(Element data from apps and pages)
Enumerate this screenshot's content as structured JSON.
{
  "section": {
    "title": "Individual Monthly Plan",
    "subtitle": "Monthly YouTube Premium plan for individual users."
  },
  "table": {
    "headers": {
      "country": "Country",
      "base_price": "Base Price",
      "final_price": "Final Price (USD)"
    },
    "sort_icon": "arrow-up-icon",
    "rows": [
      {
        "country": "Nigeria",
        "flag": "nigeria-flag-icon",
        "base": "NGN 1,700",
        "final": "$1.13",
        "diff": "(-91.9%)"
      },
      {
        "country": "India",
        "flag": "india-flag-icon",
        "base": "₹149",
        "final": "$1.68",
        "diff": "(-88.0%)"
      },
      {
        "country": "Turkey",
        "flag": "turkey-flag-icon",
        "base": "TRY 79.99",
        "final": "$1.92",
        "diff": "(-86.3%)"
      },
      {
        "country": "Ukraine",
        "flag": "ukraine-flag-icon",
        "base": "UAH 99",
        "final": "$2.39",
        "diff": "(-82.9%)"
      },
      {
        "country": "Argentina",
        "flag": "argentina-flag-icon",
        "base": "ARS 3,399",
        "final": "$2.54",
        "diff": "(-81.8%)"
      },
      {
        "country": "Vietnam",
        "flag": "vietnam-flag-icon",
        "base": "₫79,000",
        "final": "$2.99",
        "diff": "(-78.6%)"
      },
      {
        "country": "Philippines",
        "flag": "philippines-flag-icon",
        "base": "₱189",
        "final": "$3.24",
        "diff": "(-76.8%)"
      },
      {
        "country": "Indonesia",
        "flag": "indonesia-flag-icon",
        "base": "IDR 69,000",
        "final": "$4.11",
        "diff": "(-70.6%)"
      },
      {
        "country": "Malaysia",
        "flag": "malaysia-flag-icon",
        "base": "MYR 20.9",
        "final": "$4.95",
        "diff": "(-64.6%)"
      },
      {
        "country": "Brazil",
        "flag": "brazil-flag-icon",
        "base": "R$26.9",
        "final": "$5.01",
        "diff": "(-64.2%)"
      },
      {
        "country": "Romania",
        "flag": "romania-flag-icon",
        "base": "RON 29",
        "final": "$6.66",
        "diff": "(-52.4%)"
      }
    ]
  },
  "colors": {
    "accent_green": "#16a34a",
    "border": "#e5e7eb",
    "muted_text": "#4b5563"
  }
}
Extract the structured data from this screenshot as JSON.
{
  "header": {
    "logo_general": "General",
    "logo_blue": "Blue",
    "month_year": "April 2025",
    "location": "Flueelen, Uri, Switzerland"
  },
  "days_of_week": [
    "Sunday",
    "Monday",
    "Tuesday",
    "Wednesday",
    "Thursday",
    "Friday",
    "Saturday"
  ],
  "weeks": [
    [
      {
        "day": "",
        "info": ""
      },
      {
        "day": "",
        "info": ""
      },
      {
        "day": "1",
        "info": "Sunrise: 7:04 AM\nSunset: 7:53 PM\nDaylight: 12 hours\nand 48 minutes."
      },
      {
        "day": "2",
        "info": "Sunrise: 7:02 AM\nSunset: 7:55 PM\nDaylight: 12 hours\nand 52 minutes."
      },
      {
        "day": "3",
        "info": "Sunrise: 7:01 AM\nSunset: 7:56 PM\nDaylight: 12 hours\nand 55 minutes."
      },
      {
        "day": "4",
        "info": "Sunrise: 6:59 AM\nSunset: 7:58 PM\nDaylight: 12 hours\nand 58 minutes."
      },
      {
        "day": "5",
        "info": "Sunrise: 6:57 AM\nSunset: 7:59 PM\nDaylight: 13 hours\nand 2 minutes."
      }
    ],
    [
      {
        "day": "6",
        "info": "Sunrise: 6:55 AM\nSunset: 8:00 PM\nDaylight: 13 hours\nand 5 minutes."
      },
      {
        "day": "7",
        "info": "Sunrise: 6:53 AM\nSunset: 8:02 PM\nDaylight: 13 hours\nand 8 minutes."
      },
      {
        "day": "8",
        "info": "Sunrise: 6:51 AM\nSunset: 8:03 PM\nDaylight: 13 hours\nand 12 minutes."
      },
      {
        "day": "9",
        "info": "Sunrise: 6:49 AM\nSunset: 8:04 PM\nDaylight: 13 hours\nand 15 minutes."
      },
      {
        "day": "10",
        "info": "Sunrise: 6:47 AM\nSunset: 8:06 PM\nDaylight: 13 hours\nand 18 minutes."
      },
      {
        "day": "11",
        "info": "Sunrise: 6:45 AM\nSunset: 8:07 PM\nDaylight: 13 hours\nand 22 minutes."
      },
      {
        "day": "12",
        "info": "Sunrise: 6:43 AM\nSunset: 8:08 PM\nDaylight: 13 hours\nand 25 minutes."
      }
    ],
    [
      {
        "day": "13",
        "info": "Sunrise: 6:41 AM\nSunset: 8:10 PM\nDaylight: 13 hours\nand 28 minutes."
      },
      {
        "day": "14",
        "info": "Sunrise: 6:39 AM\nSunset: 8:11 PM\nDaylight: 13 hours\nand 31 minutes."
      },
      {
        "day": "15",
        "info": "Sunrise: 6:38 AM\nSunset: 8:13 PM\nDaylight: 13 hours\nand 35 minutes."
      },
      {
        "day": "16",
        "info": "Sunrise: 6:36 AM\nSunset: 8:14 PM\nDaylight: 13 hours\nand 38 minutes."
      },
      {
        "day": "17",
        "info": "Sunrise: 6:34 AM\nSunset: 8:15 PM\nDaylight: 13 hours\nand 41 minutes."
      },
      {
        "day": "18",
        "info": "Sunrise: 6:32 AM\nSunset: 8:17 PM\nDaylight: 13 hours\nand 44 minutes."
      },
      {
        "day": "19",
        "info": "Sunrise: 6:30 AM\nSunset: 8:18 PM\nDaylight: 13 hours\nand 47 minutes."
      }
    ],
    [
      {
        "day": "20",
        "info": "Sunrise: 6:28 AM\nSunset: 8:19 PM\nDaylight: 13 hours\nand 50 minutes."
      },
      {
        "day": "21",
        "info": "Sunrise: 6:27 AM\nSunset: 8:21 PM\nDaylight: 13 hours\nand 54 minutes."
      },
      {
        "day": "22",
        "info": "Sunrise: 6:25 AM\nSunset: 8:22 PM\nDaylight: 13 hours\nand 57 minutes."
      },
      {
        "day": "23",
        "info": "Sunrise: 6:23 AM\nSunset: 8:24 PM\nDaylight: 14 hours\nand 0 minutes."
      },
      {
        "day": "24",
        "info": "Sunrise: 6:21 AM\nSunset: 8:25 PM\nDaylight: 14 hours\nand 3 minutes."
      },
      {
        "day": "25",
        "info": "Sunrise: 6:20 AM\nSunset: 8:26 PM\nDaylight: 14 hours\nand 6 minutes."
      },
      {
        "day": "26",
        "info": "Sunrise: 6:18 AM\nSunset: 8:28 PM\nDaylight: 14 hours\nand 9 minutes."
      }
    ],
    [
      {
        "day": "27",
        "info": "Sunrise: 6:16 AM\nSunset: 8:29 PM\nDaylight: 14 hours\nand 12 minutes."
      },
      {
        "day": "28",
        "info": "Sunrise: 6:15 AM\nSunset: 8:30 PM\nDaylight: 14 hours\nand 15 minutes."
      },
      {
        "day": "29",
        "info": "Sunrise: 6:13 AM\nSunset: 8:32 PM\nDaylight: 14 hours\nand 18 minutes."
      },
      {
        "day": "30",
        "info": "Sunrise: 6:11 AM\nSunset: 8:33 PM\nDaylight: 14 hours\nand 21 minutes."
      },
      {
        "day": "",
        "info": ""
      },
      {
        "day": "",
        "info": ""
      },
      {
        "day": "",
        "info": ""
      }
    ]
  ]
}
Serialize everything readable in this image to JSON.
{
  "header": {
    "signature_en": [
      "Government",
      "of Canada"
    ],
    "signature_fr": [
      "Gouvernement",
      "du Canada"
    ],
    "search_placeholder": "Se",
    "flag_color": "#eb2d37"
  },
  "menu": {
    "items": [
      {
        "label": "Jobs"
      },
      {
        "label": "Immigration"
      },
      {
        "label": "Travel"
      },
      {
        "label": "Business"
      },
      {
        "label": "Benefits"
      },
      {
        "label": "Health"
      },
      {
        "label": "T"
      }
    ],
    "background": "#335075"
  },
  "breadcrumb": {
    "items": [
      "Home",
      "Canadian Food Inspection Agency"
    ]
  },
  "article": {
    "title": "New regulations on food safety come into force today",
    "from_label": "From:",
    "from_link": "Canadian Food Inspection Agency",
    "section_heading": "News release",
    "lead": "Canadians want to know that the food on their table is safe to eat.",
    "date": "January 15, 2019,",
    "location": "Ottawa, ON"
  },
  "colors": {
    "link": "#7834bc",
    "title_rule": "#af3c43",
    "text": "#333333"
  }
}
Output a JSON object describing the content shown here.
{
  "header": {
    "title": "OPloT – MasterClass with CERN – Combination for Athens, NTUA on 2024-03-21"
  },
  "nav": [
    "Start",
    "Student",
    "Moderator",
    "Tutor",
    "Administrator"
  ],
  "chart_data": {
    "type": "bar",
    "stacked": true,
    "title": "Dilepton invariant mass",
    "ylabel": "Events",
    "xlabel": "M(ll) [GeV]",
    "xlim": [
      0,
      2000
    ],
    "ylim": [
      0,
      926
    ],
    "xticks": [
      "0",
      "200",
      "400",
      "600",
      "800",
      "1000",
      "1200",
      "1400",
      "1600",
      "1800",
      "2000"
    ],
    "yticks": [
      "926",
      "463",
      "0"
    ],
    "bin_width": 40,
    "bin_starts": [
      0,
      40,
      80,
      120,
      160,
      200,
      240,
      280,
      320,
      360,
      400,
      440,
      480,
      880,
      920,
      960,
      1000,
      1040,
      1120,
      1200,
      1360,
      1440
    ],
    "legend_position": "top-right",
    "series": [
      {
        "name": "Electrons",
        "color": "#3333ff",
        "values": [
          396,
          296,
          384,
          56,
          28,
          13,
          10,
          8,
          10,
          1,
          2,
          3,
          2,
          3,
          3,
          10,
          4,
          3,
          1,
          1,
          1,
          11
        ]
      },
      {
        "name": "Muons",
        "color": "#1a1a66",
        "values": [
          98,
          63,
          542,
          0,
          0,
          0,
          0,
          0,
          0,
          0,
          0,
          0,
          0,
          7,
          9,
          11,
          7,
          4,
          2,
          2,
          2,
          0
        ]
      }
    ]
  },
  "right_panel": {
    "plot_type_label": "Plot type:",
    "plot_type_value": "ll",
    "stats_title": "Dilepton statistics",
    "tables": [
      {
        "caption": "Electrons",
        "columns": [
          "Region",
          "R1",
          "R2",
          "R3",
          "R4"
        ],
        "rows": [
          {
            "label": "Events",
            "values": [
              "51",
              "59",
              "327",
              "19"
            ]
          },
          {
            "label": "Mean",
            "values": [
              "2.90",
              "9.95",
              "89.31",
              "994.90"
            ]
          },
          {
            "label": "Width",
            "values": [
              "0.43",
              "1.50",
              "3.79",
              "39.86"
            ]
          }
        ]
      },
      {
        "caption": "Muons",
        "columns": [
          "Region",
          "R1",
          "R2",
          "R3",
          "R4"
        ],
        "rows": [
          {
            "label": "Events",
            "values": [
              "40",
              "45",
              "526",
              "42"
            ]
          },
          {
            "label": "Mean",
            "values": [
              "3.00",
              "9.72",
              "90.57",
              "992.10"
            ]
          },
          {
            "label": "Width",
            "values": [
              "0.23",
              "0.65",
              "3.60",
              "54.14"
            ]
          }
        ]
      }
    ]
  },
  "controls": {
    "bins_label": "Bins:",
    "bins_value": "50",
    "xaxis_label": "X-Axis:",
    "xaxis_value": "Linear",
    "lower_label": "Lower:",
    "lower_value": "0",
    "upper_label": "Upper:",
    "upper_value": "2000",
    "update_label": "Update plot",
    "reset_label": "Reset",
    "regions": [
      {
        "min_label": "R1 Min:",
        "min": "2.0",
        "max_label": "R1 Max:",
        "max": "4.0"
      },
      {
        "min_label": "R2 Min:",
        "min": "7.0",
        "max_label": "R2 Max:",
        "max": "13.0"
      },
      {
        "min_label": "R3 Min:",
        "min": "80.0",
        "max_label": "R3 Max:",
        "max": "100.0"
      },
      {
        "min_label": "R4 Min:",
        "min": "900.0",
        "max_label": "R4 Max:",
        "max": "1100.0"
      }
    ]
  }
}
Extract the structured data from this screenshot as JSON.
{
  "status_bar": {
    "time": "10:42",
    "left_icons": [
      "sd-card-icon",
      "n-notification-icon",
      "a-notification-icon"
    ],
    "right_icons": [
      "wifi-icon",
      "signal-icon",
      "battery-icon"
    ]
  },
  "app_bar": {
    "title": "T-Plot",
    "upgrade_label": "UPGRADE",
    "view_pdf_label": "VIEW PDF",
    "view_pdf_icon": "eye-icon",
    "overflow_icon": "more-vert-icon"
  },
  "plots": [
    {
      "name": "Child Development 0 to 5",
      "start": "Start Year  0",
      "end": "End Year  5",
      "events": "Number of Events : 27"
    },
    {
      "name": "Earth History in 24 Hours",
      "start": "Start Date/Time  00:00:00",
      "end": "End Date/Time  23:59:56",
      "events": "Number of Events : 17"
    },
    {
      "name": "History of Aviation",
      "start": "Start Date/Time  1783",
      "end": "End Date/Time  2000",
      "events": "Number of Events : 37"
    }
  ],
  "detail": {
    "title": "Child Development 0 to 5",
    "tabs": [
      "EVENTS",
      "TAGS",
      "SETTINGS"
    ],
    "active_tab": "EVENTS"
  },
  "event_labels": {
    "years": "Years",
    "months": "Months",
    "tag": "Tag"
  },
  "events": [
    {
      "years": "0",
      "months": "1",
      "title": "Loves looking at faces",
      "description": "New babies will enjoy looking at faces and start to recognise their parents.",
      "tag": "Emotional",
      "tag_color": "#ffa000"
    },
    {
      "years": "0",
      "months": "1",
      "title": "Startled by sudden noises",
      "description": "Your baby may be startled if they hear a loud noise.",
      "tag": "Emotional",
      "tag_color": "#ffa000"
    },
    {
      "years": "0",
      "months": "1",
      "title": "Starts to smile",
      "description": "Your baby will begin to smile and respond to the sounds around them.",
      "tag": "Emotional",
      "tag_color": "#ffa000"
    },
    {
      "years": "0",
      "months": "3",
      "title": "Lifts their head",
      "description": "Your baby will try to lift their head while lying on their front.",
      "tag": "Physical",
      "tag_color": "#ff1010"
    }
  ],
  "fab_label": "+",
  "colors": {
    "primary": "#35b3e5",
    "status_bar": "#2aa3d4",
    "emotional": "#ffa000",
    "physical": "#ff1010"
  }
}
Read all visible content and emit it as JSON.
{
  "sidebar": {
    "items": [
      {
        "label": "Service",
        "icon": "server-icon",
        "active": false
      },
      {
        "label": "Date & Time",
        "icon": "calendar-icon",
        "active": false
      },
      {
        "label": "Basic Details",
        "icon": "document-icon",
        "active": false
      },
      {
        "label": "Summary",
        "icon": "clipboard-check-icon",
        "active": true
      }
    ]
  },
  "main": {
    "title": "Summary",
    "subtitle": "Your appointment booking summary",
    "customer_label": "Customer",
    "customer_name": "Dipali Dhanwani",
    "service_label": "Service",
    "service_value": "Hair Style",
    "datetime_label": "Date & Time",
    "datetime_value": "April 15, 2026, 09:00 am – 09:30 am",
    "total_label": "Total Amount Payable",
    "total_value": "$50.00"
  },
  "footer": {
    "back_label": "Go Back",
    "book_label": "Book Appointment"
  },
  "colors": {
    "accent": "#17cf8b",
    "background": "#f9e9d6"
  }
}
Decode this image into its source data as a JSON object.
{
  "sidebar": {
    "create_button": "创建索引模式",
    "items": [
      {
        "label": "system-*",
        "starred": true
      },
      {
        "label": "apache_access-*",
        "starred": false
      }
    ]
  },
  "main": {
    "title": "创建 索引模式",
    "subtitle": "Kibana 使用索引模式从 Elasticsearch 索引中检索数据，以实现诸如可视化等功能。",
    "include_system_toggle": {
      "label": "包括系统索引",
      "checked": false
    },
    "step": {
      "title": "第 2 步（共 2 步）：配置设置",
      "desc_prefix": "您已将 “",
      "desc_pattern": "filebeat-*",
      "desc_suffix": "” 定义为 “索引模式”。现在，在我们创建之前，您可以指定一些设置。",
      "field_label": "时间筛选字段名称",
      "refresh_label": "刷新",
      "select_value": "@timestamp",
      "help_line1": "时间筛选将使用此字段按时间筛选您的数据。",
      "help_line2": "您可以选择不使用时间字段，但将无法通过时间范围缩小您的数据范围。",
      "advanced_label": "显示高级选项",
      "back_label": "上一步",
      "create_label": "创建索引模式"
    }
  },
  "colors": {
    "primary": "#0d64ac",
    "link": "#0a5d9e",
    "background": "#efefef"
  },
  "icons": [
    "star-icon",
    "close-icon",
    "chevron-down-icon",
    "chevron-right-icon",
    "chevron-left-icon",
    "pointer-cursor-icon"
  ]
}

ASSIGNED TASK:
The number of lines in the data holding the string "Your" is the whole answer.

FINISHED TASK:
4